§ **Work request**: A single figure is required: the number of lines in the data below that hold the word "Clear".

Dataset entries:

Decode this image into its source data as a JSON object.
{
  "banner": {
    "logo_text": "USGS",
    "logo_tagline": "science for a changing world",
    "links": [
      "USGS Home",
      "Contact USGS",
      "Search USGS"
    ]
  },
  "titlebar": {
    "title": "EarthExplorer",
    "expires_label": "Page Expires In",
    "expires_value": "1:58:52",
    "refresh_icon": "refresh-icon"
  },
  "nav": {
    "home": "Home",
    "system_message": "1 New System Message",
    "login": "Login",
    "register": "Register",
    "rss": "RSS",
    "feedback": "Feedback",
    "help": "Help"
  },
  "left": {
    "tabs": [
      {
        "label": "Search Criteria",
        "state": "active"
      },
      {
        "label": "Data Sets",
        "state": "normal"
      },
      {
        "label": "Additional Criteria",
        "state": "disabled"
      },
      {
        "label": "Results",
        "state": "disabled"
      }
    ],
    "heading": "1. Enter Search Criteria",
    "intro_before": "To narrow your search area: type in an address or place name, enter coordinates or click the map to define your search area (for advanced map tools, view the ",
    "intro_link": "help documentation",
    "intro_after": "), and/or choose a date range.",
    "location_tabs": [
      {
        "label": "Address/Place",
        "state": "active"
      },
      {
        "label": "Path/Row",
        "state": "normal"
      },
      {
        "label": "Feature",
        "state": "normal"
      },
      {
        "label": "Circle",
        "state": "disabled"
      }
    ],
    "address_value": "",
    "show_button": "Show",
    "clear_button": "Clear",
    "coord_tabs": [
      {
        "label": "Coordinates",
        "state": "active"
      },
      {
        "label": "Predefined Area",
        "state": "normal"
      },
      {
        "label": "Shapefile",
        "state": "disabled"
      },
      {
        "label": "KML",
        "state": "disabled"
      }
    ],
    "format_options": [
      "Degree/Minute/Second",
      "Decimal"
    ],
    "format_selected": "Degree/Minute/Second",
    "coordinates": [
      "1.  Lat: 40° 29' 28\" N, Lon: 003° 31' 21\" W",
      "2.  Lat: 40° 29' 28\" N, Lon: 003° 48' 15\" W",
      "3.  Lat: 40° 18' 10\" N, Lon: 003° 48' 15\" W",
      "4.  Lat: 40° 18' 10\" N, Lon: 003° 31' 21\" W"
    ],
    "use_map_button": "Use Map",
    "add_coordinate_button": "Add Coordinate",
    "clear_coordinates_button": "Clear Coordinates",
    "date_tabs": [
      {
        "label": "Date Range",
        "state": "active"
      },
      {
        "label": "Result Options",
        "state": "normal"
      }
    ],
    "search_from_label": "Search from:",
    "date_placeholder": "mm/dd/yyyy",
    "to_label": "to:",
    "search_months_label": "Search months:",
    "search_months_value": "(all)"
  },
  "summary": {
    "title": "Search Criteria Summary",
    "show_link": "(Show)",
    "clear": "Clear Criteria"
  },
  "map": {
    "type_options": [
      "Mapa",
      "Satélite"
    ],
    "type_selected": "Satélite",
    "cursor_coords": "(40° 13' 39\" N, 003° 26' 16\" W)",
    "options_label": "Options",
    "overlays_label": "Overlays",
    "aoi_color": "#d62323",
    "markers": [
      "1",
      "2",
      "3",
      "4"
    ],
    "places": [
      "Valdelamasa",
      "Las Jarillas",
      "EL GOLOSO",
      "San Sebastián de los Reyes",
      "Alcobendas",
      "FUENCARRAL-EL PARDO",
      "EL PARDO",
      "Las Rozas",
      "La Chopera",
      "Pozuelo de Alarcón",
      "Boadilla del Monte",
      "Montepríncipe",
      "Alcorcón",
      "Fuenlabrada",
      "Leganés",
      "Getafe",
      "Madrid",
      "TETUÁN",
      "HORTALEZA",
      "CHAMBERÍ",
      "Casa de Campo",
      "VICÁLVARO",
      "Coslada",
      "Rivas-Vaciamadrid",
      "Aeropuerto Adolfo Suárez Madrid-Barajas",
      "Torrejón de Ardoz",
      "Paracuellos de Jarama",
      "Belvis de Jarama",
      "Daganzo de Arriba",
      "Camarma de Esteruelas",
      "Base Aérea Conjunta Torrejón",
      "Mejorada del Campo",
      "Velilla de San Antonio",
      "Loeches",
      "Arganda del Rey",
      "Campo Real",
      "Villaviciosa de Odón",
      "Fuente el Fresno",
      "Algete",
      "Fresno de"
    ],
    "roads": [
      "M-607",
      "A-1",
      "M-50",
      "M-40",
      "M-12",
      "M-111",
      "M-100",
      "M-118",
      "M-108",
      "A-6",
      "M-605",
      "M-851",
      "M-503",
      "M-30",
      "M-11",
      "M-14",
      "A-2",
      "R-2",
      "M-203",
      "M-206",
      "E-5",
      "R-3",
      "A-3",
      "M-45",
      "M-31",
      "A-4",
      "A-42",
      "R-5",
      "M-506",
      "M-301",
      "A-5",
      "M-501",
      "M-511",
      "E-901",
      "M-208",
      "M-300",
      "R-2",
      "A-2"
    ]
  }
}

§ **Solution below**: 3